Brunton and Nissenbaum stress that obfuscation isn’t a solution to the problem of constant surveillance, but rather a stopgap to draw attention to the issue and the need for better regulation. “The ideal world for me,” Nissenbaum says, is “one where you don't need to obfuscate.” She draws an analogy between our time and the moment when, soon after telephones became mainstream, the U.S. passed laws forbidding phone companies from listening in on their customers’ conversations. “You could imagine a different route, where they could eavesdrop and say, ‘Oh, I can hear you discussing with your mom that you would like to go to Mexico in the summer, why don't we send you a few coupons for Mexican travel?’” Until we pass similar laws to address our current predicament, we’ll be stuck with “the information universe eavesdropping on everything we do.”
Brunton draws an even bolder comparison—between the dawn of the information age and the (much) earlier transition from agrarian to industrial life. Indeed, history is a testament to how societies can and do find equilibrium with relation to transformative new technologies.
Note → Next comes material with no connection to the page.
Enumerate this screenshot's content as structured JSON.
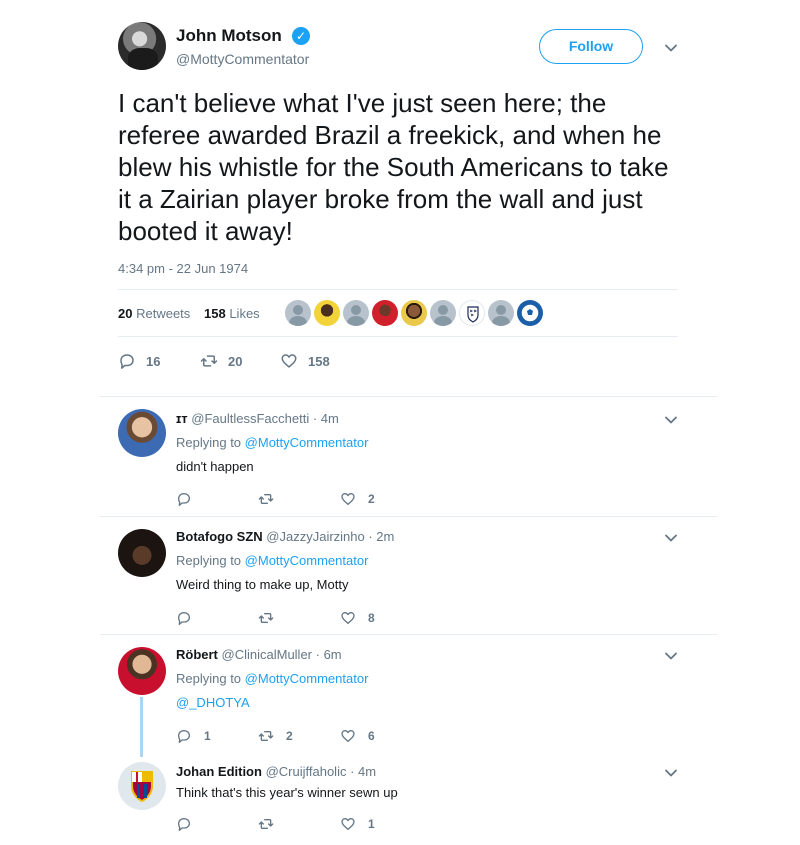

The bad news, in the case of the Industrial Revolution, though, is that “in the middle of that shift, horrific things happened to huge populations of people,” Brunton says. Today, he argues, we have the opportunity to prevent the digital equivalent of such horrors. “Can find ways to prevent the worst outcomes for vulnerable populations?”
Part philosophical treatise and part rousing how–to, Obfuscation reads at times as an urgent (and often inspiring) call to arms. “We mean to start a revolution with this book,” its authors declare. “Although its lexicon of methods can be, and has been, taken up by tyrants, authoritarians, and secret police, our revolution is especially suited for use by the small players, the humble, the stuck, those not in a position to decline or opt out or exert control.”